▸ **What this task involves**: Could you copy every line in the listing below that has the word "email"?
------ Data for analysis ------
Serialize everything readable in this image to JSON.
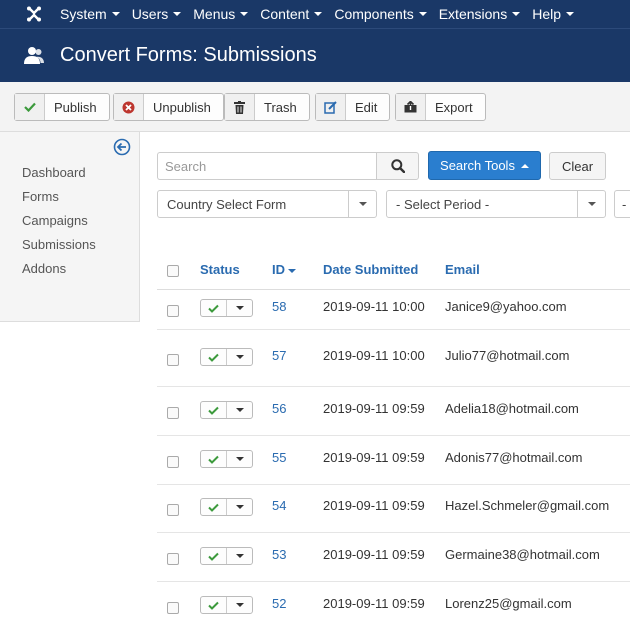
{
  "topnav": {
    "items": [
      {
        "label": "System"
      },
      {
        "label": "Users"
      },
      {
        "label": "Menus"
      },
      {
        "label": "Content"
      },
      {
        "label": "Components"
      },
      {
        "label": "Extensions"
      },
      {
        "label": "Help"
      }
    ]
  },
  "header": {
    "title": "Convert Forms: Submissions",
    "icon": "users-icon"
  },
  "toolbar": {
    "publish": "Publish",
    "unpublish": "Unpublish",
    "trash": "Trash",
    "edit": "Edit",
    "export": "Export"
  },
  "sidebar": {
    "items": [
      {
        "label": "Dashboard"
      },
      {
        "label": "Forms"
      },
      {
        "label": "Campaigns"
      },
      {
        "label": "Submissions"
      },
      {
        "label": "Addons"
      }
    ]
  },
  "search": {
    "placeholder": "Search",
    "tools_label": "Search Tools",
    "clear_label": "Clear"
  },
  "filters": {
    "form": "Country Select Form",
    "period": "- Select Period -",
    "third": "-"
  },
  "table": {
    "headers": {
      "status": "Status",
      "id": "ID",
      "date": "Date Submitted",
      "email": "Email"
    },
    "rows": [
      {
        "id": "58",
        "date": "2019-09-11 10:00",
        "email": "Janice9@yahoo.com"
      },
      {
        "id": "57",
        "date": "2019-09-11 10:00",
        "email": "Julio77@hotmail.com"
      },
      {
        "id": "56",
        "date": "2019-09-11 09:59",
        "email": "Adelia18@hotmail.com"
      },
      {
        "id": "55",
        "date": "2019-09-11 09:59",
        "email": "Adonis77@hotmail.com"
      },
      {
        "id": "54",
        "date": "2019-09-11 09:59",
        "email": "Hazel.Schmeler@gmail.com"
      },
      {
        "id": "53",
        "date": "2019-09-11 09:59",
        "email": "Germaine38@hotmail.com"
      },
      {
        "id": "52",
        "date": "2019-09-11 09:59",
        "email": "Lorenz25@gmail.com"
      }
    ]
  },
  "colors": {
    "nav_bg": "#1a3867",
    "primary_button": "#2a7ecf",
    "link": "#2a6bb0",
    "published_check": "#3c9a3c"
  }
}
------
▸ **Exercise solution**:
      "email": "Email"
        "email": "Janice9@yahoo.com"
        "email": "Julio77@hotmail.com"
        "email": "Adelia18@hotmail.com"
        "email": "Adonis77@hotmail.com"
        "email": "Hazel.Schmeler@gmail.com"
        "email": "Germaine38@hotmail.com"
        "email": "Lorenz25@gmail.com"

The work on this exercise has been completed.